Any appearance in the Queensland campaign by Malcolm Turnbull can be expected to be minimal.
People distinguish between levels of government when casting their votes. Nevertheless, a state result can reverberate federally, whether it is sending a protest or for other reasons. We only have to remember…
The latest reforms will do nothing to prevent further concentration of Australia’s media landscape.
The last-minute bargaining on media reforms are a minimalistic band-aid response that will do nothing to prevent further concentration of Australia’s media landscape.
The University of Canberra’s Nicholas Klomp and Michelle Grattan discuss the week in politics.
Only one Australian suburb, Lakemba in Sydney, has a population that is more than half Muslim.
Local neighbourhoods where Asians and Muslims form a majority are almost entirely concentrated in Australia’s two major cities – Sydney and Melbourne.
Politics podcast: Matt Canavan on Adani
Matt Canavan tells The Conversation this mine is only one part of a plan for 'opening up the Galilee Basin' to provide investment opportunities, exports, and employment.
The University of Canberra’s Deep Saini and Michelle Grattan discuss the week in politics.
The AFP is evaluating a recording in which Pauline Hanson’s adviser James Ashby suggests a a scam on taxpayers.
Federal Labor is pushing hard on James Ashby. A prime motive is embarrassing the Coalition over preferences, ahead of the Queensland election, and the later federal one.
One Nation is in hot water over the leak of a secret recording that reveals James Ashby suggesting a plan to scam public funds.
At an extraordinary news conference, Hanson staffer James Ashby admitted the revelation was 'embarrassing', adding that it was a 'poor choice of words on my behalf'.
Cory Bernardi’s Australian Conservatives party has amalgamated with Family First, which shares similar social conservative values.
While minor right-wing parties are advancing specific policy agendas, Australia's major right-of-centre force appears to be grappling with internal divisions about its policy direction.
In his latest Quarterly Essay, journalist David Marr delves into why Pauline Hanson attracts so much attention.
Pauline Hanson and her Senate colleagues have sniffed the wind on penalty rates.
The next big judgement day for Pauline Hanson will be the election in her home state of Queensland, due in under a year. Her vote there will determine how much fear she puts into the Coalition ahead of…
Pauline Hanson after her One Nation party performed worse than expected at the WA election.
AAP/Rebecca Le May
The controversial preference deal with the Liberals, and a disastrous campaign, saw One Nation perform worse than expected in Western Australia.
Malcolm Turnbull will have to work out how best to handle Pauline Hanson and One Nation before the next federal election.
For the national narrative, perhaps the most notable story out of the Western Australian election revolves around Pauline Hanson and Malcolm Turnbull. Despite the backlash from WA Liberal voters over the…

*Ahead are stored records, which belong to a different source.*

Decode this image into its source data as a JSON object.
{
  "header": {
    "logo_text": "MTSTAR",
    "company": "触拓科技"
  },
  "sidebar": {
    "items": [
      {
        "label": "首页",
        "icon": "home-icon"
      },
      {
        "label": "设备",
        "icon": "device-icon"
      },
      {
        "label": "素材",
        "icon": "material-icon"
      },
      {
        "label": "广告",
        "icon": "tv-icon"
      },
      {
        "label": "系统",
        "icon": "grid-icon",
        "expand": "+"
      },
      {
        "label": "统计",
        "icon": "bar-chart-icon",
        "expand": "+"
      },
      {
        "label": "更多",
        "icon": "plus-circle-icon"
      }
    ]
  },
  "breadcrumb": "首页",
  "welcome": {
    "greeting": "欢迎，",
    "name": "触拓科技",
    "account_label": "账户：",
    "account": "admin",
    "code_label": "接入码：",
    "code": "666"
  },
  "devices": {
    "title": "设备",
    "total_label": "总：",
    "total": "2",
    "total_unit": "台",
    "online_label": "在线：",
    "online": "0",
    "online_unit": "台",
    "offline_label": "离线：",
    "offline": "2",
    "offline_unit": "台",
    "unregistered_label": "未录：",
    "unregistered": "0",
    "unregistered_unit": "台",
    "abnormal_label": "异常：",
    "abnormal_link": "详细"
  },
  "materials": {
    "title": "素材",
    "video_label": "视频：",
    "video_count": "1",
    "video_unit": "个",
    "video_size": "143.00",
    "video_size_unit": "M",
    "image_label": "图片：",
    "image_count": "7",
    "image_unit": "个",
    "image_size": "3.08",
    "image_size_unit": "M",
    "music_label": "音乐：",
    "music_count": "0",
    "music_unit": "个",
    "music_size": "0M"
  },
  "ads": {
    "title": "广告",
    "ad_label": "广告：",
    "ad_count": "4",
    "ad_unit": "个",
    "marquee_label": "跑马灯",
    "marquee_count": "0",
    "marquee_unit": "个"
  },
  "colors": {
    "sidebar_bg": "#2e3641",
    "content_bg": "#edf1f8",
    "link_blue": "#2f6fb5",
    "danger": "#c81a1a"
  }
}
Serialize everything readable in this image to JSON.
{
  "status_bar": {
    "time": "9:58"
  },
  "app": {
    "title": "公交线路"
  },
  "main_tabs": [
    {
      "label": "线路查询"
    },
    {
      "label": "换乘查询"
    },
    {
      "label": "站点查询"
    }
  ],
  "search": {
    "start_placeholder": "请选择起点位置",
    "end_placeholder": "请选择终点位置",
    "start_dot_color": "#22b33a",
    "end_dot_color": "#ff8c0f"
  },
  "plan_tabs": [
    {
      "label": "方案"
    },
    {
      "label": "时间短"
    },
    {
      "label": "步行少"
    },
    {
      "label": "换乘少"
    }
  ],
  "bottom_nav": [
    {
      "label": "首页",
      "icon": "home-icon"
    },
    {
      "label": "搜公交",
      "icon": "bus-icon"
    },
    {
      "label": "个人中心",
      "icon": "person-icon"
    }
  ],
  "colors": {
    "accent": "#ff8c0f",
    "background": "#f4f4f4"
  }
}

Former navy lawyer Mark McGowan is set to become the new premier of Western Australia.
The long-running and unpopular Barnett government has been ousted, ushering in a new Labor government led by former navy lawyer Mark McGowan.
The University of Canberra's Frances Shannon and Michelle Grattan discuss the week in politics
The paradox of Pauline Hanson’s campaign is that she is greeted as a celebrity on the streets, while members of her party have been turning on her bitterly.
Saturday’s Western Australian election will be decided overwhelmingly on state factors but its outcome will rumble into Canberra.